• **Raw data**:
● ● ●

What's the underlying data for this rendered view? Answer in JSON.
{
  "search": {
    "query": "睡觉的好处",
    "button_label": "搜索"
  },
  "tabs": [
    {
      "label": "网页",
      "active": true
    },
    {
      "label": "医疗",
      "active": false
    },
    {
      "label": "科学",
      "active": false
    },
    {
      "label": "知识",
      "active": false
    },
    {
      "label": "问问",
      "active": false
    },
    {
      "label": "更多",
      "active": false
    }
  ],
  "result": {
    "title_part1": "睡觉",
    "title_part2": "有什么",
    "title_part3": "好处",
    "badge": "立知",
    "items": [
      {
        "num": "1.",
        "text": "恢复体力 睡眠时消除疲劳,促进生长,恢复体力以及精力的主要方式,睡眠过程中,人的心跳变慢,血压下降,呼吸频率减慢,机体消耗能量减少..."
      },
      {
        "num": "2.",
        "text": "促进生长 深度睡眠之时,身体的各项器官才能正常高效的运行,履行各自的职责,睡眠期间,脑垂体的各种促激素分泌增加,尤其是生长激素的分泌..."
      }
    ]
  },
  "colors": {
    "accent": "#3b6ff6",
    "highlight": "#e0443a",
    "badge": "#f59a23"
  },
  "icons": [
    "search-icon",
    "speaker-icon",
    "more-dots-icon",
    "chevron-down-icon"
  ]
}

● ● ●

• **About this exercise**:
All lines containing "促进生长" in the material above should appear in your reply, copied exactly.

• **Response box**:
        "text": "恢复体力 睡眠时消除疲劳,促进生长,恢复体力以及精力的主要方式,睡眠过程中,人的心跳变慢,血压下降,呼吸频率减慢,机体消耗能量减少..."
        "text": "促进生长 深度睡眠之时,身体的各项器官才能正常高效的运行,履行各自的职责,睡眠期间,脑垂体的各种促激素分泌增加,尤其是生长激素的分泌..."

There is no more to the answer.